Illinois House passes concealed carry law

May 24, 2013Gov. Pat Quinn.Photo by: Bloomberg(AP) — Gun owners in the only state still banning concealed weapons would win that right under a plan approved by the Illinois House on Friday, but the governor and other powerful Democrats oppose the plan because it would wipe out local gun ordinances — including Chicago's ban on assault weapons.The proposal was brokered by House Speaker Michael Madigan, a Chicago Democrat, as a way to abide by afederal appeals court's ruling that ordered the state to adopt a concealed-carry law by June 9. But the plan has drawn strong opposition, with Gov. Pat Quinn calling it a "massive overreach" because of the way it would curb local firearms regulations.Chief among those regulations is Chicago's ban on assault-style weapons, which would be stricken from the books. That's a deal-breaker for Chicago Mayor Rahm Emanuel, who backs tough restrictions to curb gun violence in the nation's third largest city."This legislation is wrong for Illinois. It was wrong yesterday in committee, it's wrong today, and it's wrong for the future of public safety in our state," Quinn said in a statement after the House vote."The principle of home rule is an important one. As written, this legislation is a massive overreach that would repeal critical gun safety ordinances," he said. "I will not support this bill and I will work with members of the Illinois Senate to stop it in its tracks."The measure would require Illinois State Police to issue a permit to any applicant who has a Firearm Owners Identification card, completes required training, passes a background check, and pays a $150 fee. But it significantly broadens the places where guns would be prohibited, including mass-transit buses and trains, which was a demand of Chicago Democrats.The legislation is being sponsored by Rep. Brandon Phelps, a southern Illinois Democrat and ardent gun-rights supporter whose more permissive plan failed by seven votes last month.Madigan stepped in after that failed vote, and the resulting plan would pre-empt any city or county gun regulation, such as taxes on gun sales or requirements for reporting lost or stolen guns.
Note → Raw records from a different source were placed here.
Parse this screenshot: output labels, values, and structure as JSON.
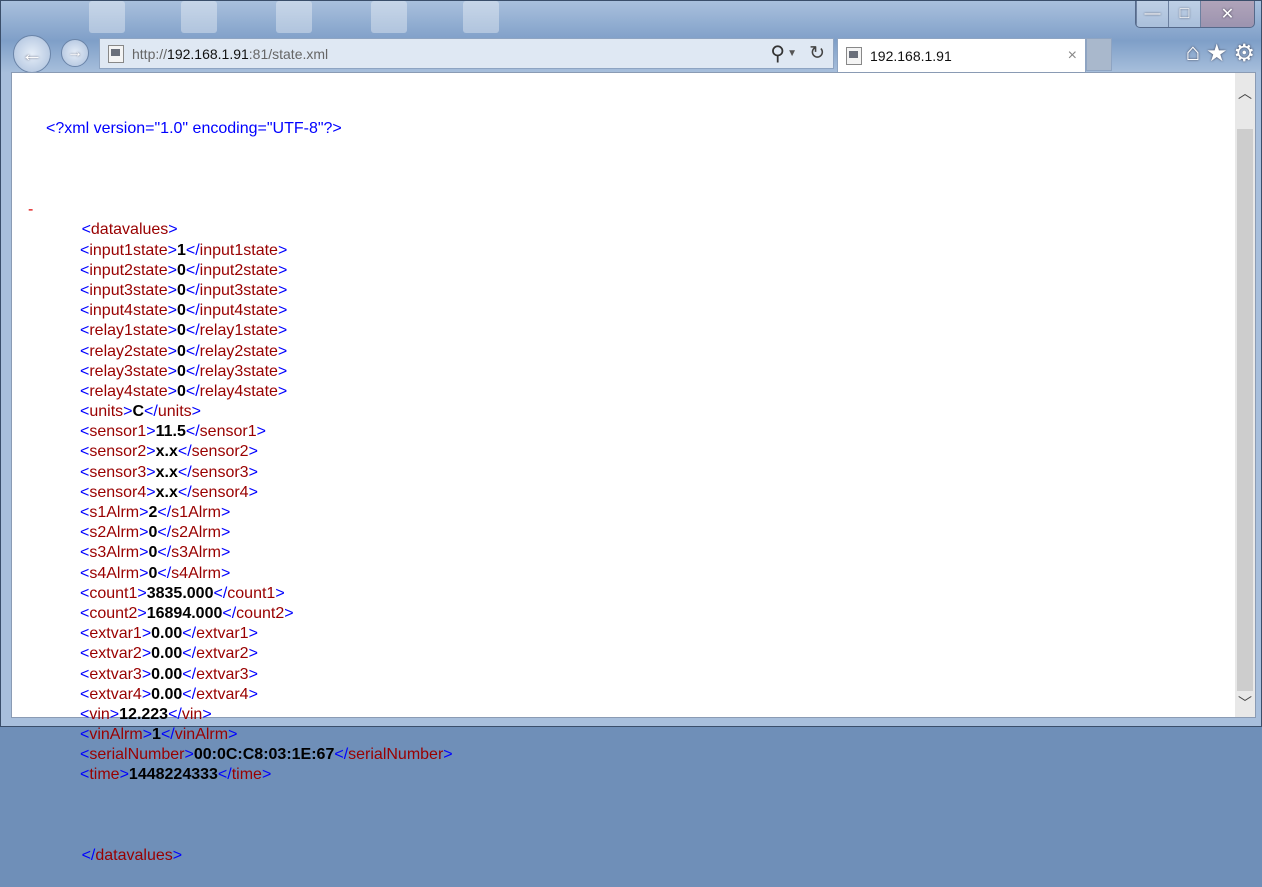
{
  "browser": {
    "url_prefix": "http://",
    "url_host": "192.168.1.91",
    "url_rest": ":81/state.xml",
    "tab_title": "192.168.1.91",
    "tab_close": "×",
    "window_buttons": [
      "—",
      "□",
      "✕"
    ]
  },
  "xml": {
    "declaration": "<?xml version=\"1.0\" encoding=\"UTF-8\"?>",
    "collapse_marker": "-",
    "root": "datavalues",
    "elements": [
      {
        "tag": "input1state",
        "value": "1"
      },
      {
        "tag": "input2state",
        "value": "0"
      },
      {
        "tag": "input3state",
        "value": "0"
      },
      {
        "tag": "input4state",
        "value": "0"
      },
      {
        "tag": "relay1state",
        "value": "0"
      },
      {
        "tag": "relay2state",
        "value": "0"
      },
      {
        "tag": "relay3state",
        "value": "0"
      },
      {
        "tag": "relay4state",
        "value": "0"
      },
      {
        "tag": "units",
        "value": "C"
      },
      {
        "tag": "sensor1",
        "value": "11.5"
      },
      {
        "tag": "sensor2",
        "value": "x.x"
      },
      {
        "tag": "sensor3",
        "value": "x.x"
      },
      {
        "tag": "sensor4",
        "value": "x.x"
      },
      {
        "tag": "s1Alrm",
        "value": "2"
      },
      {
        "tag": "s2Alrm",
        "value": "0"
      },
      {
        "tag": "s3Alrm",
        "value": "0"
      },
      {
        "tag": "s4Alrm",
        "value": "0"
      },
      {
        "tag": "count1",
        "value": "3835.000"
      },
      {
        "tag": "count2",
        "value": "16894.000"
      },
      {
        "tag": "extvar1",
        "value": "0.00"
      },
      {
        "tag": "extvar2",
        "value": "0.00"
      },
      {
        "tag": "extvar3",
        "value": "0.00"
      },
      {
        "tag": "extvar4",
        "value": "0.00"
      },
      {
        "tag": "vin",
        "value": "12.223"
      },
      {
        "tag": "vinAlrm",
        "value": "1"
      },
      {
        "tag": "serialNumber",
        "value": "00:0C:C8:03:1E:67"
      },
      {
        "tag": "time",
        "value": "1448224333"
      }
    ]
  }
}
Phelps and Madigan argue that it would be best to have one statewide law to reduce confusion and have future restrictions get state legislators' approval in Springfield.But Quinn's office said the pre-emption would jeopardize public safety.The legislation also is opposed by Senate President John Cullerton, a Chicago Democrat like Quinn and Madigan. The Senate's plan would only pre-empt local laws by requiring them to adopt concealed-carry laws. Opponents of Phelps' plan note that the only issue that the federal court addressed was conceal-and-carry, not other gun provisions.The legislation was forced by a 7th U.S. Circuit Court of Appeals ruling in December that decreed the state's ban on concealed carry unconstitutional. The court gave lawmakers until June 9 to enact a law.